“Sometimes new apps might not deliver the feature and functionality needed to be successful, especially ones that have less dynamic routing abilities and do not provide important features that allow for increased customer communication, employee communication and vehicle tracking,” adds Giannetto. “It is important to look for apps that are extensions of personalized routing software that takes into consideration small, but important details.”

However, some technology providers note that it is much easier now to launch a new app within a food logistics company than in previous years.

“It’s a lot easier to implement new technology than it used to be,” continues Shaw. “At Paragon, an Aptean Company, we focus on making implementation fast and easy, industry-specific, closely supported and in stages if need be. Any new app is going to involve a learning period, and possibly some disruption to business processes.

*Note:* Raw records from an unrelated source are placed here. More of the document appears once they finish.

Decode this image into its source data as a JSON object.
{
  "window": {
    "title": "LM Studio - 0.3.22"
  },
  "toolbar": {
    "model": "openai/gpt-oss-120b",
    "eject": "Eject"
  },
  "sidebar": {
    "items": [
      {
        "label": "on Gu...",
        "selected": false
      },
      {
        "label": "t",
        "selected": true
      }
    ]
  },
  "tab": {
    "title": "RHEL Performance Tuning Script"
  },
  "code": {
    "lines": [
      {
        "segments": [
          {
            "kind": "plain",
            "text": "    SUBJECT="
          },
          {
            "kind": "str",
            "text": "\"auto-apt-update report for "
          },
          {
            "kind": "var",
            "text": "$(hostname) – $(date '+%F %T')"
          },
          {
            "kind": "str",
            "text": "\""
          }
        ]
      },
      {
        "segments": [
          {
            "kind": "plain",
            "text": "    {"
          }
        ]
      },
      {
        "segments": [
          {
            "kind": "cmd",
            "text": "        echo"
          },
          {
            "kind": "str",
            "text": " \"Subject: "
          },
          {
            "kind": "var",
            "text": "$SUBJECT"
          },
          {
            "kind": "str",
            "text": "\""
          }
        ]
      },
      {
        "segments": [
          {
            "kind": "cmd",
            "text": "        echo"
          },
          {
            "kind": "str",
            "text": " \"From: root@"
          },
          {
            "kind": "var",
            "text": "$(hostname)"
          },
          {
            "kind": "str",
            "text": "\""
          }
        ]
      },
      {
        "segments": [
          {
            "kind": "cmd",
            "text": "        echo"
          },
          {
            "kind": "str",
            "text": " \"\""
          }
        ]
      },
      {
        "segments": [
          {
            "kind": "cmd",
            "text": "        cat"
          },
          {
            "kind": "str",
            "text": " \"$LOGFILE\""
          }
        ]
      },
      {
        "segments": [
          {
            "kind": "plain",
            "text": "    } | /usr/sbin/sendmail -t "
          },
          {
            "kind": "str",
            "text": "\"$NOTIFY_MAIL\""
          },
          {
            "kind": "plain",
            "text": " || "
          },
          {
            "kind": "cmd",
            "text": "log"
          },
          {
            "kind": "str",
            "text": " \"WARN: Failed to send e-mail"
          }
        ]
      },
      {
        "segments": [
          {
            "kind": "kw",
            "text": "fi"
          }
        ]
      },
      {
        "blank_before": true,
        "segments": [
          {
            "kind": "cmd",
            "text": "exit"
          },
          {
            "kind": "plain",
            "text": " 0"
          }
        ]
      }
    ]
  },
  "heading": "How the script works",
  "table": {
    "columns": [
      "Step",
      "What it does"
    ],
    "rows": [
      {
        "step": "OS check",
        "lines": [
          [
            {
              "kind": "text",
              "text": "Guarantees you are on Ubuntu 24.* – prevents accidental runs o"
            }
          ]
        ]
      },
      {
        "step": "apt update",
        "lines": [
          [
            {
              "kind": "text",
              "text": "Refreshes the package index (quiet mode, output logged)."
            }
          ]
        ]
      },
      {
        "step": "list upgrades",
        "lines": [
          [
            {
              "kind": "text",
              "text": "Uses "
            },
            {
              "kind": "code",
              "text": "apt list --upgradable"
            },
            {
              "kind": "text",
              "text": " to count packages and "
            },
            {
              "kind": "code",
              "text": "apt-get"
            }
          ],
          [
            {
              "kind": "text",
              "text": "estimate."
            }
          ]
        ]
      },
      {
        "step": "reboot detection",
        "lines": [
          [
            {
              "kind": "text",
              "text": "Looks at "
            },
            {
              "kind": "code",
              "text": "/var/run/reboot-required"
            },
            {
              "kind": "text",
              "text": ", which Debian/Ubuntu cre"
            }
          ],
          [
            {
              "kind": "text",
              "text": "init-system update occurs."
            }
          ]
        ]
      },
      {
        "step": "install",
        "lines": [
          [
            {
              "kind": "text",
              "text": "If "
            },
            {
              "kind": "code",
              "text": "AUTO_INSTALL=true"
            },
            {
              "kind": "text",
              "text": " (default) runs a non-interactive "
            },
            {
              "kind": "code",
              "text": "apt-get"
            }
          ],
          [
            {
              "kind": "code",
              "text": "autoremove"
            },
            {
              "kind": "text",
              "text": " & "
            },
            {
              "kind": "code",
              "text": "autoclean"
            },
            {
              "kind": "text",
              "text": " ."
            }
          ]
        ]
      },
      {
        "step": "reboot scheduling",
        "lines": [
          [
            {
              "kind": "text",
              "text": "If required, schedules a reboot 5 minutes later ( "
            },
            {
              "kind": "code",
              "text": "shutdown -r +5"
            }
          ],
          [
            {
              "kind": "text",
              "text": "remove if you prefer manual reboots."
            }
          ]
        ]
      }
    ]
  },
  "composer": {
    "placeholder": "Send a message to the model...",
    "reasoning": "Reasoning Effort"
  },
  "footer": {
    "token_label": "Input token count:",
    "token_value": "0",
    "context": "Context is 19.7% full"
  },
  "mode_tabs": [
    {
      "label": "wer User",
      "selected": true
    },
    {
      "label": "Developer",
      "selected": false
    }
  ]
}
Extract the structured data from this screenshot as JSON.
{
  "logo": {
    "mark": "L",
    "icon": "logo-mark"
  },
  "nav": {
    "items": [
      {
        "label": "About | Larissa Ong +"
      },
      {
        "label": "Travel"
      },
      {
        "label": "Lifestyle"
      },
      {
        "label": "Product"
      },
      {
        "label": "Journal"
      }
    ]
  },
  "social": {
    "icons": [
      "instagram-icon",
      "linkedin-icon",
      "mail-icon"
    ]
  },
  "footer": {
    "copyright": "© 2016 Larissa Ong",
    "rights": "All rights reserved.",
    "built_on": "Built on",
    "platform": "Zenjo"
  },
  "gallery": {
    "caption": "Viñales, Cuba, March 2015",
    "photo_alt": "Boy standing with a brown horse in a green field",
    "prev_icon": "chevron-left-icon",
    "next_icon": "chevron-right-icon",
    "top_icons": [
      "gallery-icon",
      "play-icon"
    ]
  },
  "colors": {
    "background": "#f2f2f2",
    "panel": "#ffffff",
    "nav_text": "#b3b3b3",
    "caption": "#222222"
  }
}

But, with the kind of disruptions going on in the food industry right now, the need for sophisticated logistics technology that can be up and running within two business weeks, gets more urgent every day. Therefore, the real pitfall is in failing to take advantage of the incredible range of capabilities out there.”

Grocery delivery

There will likely be an even heavier reliance on technology moving forward after the pandemic, as home delivery in the grocery sector becomes more prevalent. While these processes are needed right now to help coincide with social distancing, customers will likely become more comfortable with these technologies and realize their benefits. This will change the way the food supply chain operates, as more last-mile delivery demand occurs.

Home delivery in food is primarily managed through mobile apps, which means retailers will have access to more data than before to better predict the behavior of their customers. This will help with demand and moving product within the cold chain. 

“The pick-up and delivery of goods, what is called the ‘last-mile’ industry, is one of the industries that will be permanently impacted in a positive way from the pandemic,” says Giannetto. “It has changed the way people think and has made home delivery even for more mundane goods, acceptable. We predict that this high demand for delivery will only continue as social distancing measures continue to evolve. Even when businesses start to open back up, there will still be a great amount of higher risk individuals who will be turning to food delivery to solve their essential needs. With all the increased demand, businesses need to truly adapt to a mobile approach by automating their businesses and processes, digitally transforming to meet these needs.”

Software has made a significant impact in food logistics and will continue to do so as technology continues to grow. Visibility is imperative in the supply chain right now, especially during this pandemic. Apps that relate to this and route optimization will become more popular with logistics providers.